The proposal would delay effectiveness of the prepaid accounts rule by six months.
On Oct. 5, 2016, the Bureau released a final rule to create comprehensive consumer protections for prepaid accounts under Regulation E, which implements the Electronic Fund Transfer Act, and Regulation Z, which implements the Truth in Lending Act.
The new rule requires financial institutions to limit consumers’ losses when funds are stolen or cards are lost, investigate and resolve errors, and give consumers free and easy access to account information.
The Bureau also finalized new “Know Before You Owe” disclosures for prepaid accounts to give consumers clear, upfront information about fees and other key details. Also, prepaid companies must now generally offer protections similar to those for credit cards if consumers are allowed to use credit on their accounts to pay for transactions that they lack the money to cover.
In the Bureau’s initial outreach to covered firms, it found compliance difficulties.
“Through our efforts to support industry implementation, we have learned that some industry participants believe they will have difficulty complying with certain provisions of the rule by the current Oct. 1, 2017 effective date,” a blog post on the CFPB’s website explains. “We believe that delaying the effective date by six months will be sufficient for industry participants to ensure they can comply with the rule.”
“While we are not proposing to change any other part of the prepaid accounts rule at this time, we are asking the public to provide comments about any implementation challenges that may affect consumers, and how additional time will impact industry, consumers, and other stakeholders,” the statement adds.
If the Bureau determines that any substantive changes to the prepaid accounts rule are necessary and appropriate, it will issue a separate proposal and provide the public an opportunity to comment on those changes before finalizing.

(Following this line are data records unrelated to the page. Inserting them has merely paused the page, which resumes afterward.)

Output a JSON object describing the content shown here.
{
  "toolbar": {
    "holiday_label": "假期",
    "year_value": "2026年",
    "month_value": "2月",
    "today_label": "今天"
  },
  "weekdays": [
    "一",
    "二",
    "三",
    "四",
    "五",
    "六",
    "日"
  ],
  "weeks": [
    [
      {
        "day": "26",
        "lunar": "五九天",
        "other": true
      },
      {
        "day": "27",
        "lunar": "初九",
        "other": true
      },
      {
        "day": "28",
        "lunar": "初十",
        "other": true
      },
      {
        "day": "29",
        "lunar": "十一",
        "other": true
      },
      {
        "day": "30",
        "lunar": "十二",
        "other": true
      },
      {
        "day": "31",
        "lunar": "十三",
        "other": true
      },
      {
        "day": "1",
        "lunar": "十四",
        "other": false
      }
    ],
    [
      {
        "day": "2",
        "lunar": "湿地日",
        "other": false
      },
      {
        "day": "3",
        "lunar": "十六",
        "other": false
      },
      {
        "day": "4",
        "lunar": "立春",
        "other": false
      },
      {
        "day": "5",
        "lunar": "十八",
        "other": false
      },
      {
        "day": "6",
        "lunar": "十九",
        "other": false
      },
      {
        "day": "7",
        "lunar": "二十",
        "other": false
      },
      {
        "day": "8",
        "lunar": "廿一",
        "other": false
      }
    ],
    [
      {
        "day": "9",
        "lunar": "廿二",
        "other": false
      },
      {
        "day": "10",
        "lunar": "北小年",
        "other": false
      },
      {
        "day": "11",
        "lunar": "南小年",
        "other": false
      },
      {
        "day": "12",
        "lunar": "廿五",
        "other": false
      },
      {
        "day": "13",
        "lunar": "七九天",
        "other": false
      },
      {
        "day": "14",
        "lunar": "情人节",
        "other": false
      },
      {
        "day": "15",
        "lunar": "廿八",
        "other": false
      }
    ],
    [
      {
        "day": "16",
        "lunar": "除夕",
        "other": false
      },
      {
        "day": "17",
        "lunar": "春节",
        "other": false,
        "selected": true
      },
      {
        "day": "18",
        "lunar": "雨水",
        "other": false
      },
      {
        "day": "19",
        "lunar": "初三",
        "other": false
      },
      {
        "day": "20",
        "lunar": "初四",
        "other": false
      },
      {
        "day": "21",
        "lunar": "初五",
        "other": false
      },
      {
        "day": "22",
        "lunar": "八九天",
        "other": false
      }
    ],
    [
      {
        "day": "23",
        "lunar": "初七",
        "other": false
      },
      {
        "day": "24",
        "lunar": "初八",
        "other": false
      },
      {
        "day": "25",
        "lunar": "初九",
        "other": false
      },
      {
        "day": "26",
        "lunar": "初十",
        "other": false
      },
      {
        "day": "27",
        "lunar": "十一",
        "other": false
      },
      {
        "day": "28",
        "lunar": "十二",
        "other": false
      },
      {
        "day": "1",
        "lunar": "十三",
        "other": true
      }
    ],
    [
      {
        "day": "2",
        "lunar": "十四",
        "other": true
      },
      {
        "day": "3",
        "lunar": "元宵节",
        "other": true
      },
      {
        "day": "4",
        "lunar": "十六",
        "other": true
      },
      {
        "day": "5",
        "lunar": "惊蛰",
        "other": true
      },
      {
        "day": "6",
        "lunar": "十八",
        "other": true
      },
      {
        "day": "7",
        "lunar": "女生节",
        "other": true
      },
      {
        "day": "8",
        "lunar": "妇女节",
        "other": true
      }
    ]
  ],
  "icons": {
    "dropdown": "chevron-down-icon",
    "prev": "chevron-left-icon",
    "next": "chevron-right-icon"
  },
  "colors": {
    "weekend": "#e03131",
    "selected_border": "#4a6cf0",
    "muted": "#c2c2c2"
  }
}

Comments on the proposal will be due by April 5, 2017, 21 days after its publication date in the Federal Register.